After Monday’s drubbing, traders expected a bounce back, or at least a pause in downward momentum, but the tumble continued unabated. Of course, investor complacency, caused by the Fed’s support policy of the markets, has many in shock, as realization set in that markets can go down, and that corrections of 5-10% are a perfectly normal occurrence.
Not helping the mood were some economic news showing that the Fed Business Survey crashed in February with new orders collapsing, while Subprime Credit Card Delinquencies spiked to record highs and surpassed the financial-crisis peak.
The S&P 500 price of 3,200 was considered by some analysts a crucial support level and, once broken, could lead to higher volatility and more downside risk, in the -10% area. Well, the level did not put up any fight, and the index sliced right through it closing the session at 3,130.
As a result, our Domestic TTI, the main directional indicator, headed south as well and has now reached a point that is within striking distance of a “Sell” signal. As you can see in section 3 below, we are currently only 0.35% away from this event becoming reality.
If it does, and the trendline is clearly pierced to the downside, we will move out of the markets and to the safety of the sidelines, as the odds of this turning into a full-blown bear market will have increased.
Fed vice-chair Clarida did not help matters by saying:
US economy and monetary policy are in a good place, noting that it is still too soon to speculate on whether the coronavirus will lead to a material change in US economic outlook.
Despite a temporary pause in the drop, while Clarida was talking, downward momentum picked up again, as it became clear that there were no solutions or promises forthcoming.

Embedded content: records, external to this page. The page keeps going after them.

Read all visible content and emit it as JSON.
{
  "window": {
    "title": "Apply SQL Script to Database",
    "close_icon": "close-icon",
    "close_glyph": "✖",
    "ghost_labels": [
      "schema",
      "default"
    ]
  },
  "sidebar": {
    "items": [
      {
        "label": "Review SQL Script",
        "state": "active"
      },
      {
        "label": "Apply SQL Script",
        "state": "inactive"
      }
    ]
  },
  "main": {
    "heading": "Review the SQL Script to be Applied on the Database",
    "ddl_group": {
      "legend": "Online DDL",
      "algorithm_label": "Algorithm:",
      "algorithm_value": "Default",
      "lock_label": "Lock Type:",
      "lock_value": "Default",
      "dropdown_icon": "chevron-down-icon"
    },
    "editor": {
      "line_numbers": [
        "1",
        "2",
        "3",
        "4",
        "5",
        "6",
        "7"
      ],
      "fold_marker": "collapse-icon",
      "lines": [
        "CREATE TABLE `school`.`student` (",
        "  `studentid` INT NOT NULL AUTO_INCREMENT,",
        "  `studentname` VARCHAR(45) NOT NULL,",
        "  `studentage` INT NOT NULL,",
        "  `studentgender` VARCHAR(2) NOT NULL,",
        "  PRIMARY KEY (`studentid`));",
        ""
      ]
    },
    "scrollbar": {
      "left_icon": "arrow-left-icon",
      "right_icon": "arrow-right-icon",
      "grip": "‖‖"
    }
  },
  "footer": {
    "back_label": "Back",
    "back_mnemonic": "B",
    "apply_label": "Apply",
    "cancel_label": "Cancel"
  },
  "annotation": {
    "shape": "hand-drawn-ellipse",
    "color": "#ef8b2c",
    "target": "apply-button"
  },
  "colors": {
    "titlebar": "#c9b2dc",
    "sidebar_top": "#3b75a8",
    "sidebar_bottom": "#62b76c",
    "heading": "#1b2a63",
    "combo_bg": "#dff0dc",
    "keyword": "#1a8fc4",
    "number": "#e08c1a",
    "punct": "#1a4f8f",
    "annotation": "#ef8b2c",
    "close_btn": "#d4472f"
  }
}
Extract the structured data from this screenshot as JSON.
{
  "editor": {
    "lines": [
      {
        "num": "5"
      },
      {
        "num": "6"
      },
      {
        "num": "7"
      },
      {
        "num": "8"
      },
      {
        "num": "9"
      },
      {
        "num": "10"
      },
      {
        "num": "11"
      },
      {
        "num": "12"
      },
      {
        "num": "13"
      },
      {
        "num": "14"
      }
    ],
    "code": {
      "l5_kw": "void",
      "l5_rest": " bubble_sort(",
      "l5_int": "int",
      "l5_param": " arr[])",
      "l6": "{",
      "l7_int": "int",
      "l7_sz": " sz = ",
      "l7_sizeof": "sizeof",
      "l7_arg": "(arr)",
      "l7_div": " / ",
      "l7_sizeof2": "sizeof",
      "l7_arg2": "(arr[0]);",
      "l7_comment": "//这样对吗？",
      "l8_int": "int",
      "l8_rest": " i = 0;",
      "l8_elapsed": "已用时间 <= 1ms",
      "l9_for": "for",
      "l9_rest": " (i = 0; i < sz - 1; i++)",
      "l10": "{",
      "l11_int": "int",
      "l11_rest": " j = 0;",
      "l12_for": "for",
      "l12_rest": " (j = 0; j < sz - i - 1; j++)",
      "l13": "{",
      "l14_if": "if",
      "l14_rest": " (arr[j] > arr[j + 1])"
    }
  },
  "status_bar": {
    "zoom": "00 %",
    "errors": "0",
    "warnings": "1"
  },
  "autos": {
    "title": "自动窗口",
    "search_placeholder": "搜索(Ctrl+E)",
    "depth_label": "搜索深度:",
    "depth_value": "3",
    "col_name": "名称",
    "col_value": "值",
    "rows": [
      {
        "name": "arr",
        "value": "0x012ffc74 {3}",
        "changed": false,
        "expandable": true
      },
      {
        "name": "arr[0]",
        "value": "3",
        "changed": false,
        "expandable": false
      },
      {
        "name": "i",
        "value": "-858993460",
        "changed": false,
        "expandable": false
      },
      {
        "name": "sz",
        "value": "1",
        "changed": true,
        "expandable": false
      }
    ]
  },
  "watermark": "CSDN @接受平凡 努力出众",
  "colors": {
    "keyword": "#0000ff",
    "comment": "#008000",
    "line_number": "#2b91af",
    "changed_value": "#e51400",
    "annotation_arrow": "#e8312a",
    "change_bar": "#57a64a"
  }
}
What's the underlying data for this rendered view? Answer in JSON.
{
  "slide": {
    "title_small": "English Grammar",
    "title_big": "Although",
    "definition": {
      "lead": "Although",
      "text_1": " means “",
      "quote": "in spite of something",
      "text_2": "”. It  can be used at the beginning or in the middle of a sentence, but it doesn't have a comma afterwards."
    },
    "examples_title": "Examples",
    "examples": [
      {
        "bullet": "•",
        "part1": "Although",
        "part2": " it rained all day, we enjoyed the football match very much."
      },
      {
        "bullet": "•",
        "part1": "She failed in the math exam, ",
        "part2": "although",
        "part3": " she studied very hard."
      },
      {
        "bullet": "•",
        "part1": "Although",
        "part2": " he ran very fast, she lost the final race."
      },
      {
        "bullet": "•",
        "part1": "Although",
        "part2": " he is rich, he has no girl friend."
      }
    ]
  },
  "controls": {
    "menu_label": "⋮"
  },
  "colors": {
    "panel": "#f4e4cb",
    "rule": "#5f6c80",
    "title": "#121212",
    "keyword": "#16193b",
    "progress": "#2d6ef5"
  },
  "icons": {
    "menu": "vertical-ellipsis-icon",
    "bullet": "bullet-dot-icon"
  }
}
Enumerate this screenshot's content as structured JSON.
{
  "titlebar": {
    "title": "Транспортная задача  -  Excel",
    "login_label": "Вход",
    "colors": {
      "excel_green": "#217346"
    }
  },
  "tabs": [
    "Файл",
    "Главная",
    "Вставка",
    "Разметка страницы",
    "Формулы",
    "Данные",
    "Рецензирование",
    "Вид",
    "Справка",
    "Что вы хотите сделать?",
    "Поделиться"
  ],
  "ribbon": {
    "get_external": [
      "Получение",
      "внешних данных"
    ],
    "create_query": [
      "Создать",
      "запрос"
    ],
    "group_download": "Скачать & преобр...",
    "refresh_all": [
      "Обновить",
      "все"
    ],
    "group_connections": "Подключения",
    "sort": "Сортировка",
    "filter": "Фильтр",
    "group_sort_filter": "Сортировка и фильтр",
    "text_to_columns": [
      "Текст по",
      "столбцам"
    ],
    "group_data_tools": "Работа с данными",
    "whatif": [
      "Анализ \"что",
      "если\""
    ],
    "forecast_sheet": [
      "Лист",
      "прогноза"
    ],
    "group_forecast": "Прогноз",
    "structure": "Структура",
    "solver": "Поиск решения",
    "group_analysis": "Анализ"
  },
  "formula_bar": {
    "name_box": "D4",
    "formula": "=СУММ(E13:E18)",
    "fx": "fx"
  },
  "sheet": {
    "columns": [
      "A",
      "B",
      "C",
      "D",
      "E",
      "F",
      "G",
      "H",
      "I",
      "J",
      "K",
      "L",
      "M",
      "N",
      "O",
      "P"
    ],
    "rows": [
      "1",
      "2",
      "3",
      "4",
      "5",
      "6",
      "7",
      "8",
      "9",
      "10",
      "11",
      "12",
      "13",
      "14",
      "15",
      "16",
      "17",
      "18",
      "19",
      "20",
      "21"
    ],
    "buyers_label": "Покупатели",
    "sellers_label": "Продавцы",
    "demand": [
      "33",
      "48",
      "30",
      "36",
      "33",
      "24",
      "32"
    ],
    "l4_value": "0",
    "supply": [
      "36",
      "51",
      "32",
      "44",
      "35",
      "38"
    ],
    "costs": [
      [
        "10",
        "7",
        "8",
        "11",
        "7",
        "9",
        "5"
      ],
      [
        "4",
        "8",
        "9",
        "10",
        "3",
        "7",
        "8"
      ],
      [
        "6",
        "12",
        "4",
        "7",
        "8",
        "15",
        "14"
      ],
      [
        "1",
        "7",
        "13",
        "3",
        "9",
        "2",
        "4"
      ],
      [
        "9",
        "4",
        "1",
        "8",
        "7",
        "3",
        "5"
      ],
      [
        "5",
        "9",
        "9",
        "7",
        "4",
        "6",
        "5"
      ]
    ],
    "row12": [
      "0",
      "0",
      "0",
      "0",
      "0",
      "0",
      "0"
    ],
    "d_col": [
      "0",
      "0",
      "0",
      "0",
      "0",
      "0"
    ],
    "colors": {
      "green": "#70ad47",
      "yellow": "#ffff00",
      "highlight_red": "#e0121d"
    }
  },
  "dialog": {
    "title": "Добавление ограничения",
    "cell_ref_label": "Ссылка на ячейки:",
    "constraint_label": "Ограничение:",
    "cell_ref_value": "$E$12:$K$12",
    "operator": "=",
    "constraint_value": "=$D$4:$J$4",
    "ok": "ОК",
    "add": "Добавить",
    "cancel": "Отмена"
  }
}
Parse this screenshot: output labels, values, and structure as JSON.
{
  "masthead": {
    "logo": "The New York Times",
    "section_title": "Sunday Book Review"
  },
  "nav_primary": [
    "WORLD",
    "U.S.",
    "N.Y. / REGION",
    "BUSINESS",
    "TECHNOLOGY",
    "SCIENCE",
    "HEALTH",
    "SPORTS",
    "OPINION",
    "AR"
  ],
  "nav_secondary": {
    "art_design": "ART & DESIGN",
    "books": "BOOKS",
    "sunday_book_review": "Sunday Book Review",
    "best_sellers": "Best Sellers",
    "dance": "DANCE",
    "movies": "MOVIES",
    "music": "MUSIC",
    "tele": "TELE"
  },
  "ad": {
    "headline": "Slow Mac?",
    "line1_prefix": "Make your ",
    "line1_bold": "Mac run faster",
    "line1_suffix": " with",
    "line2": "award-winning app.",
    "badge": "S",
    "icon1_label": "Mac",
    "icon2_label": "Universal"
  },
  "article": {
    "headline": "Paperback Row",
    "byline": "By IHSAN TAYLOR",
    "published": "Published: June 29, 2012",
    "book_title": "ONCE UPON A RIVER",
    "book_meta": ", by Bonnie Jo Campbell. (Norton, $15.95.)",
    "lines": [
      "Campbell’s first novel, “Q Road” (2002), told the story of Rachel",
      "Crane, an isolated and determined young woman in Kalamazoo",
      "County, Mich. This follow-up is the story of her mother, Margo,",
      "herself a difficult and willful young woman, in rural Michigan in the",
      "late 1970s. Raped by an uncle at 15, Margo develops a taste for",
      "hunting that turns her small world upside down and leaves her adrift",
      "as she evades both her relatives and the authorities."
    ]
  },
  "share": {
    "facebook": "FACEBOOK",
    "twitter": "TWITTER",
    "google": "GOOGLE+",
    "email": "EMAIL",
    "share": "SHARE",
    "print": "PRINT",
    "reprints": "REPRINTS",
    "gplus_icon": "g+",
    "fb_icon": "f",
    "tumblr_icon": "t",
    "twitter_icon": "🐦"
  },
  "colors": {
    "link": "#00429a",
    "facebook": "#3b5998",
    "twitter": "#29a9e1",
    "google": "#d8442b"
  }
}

Interestingly, the chart I posted last week, proved to be an accurate prognosticator, as the S&P 500 finally caught down to global liquidity.
In my advisor practice, we will start liquidating some of those positions, whose trailing sell stops were triggered, and will prepare for an all-out domestic “Sell” signal.(more…)